It’s time to treat developing countries with more respect. Trade deals are the obvious way forward.
Constantly, I write about UK bilateral trade with developing countries. Yet the UK foreign aid budget now amounts to some £14.5 billion a year.
The ‘aid’ industry is very prevalent and powerful in Africa, for example. I recall a specific occasion in The Gambia in the early 1990s …
In conversation with a university-educated Gambian (let’s call him ‘Jawo’), he described how, when representing a foreign religious outfit with a presence on the ground in The Gambia, he had been sent ‘up-country’ to check on the well-being of the inhabitants of a distant inland village. On arriving, Jawo was disturbed to discover that the locals were reduced to walking several kilometres daily to a neighbouring settlement for water, as their own village’s two wells had run dry. He went to see the Alkala, the village chief. Jawo described his task was to instil the village youth with discipline, timekeeping and teamwork by assembling two football teams, but that the plan would never work without water in which to wash the boys and their kit. He asked if he could get the two teams to dig deeper in the two wells. The Alkala was dead against the idea. He said that if the village waited longer an aid agency would come and they’d sort it. He clearly had some sort of personal benefit in mind. But Jawo persisted and eventually the Alkala conceded, stressing that if Jawo went ahead he’d do so without his full agreement. The football teams set to work enthusiatically on deepening the two wells. Sure enough, after a while, water was struck in one of the wells and, at long last, the village could move forward as a community once again.

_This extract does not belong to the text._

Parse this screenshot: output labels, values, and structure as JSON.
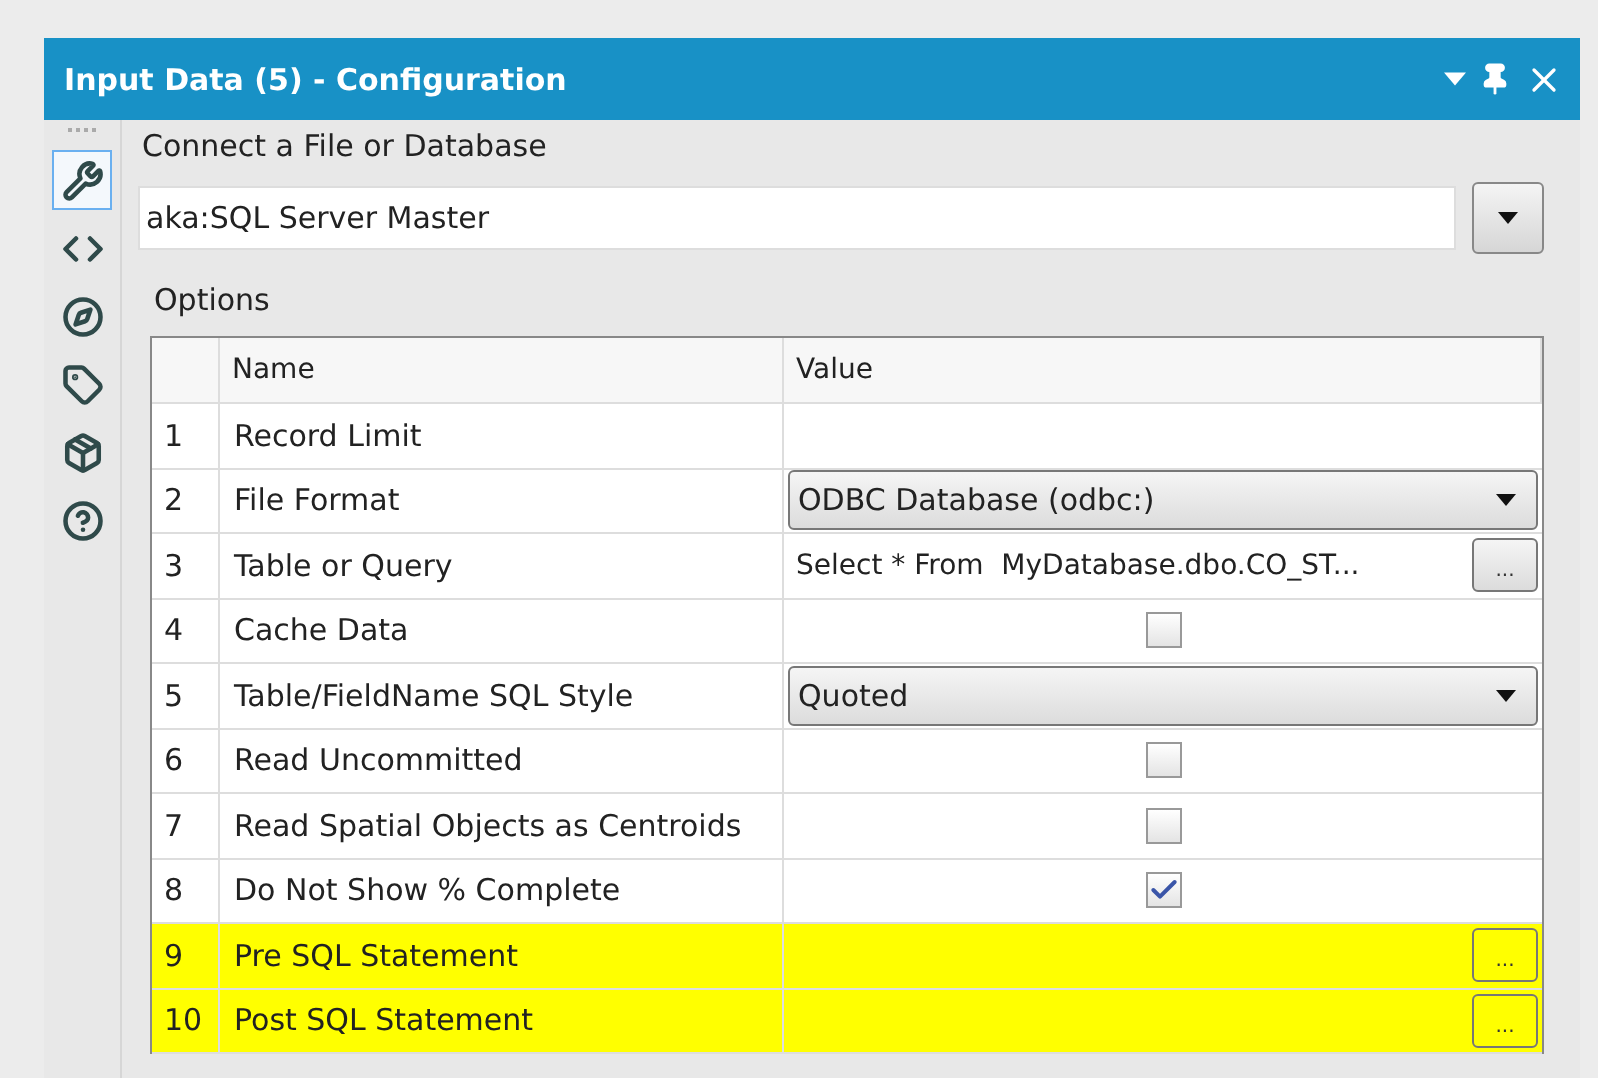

Foreign aid, in my opinion, is a demeaning, post-colonial device that fosters dependence. While trade is an empowering process that lifts developing economies out of poverty, boosts employment, and encourages self-respect.
Abolish the UK foreign Aid budget (fixed, can you believe it, fixed at 0.7% of UK Gross National Income), and replace it by two things:
(1) an Emergency Aid budget on standby to assist with unforeseen catastrophes, and
(2) a deliberate programme to seal bespoke, bilateral free trade agreements with as many developing countries as is humanly possible.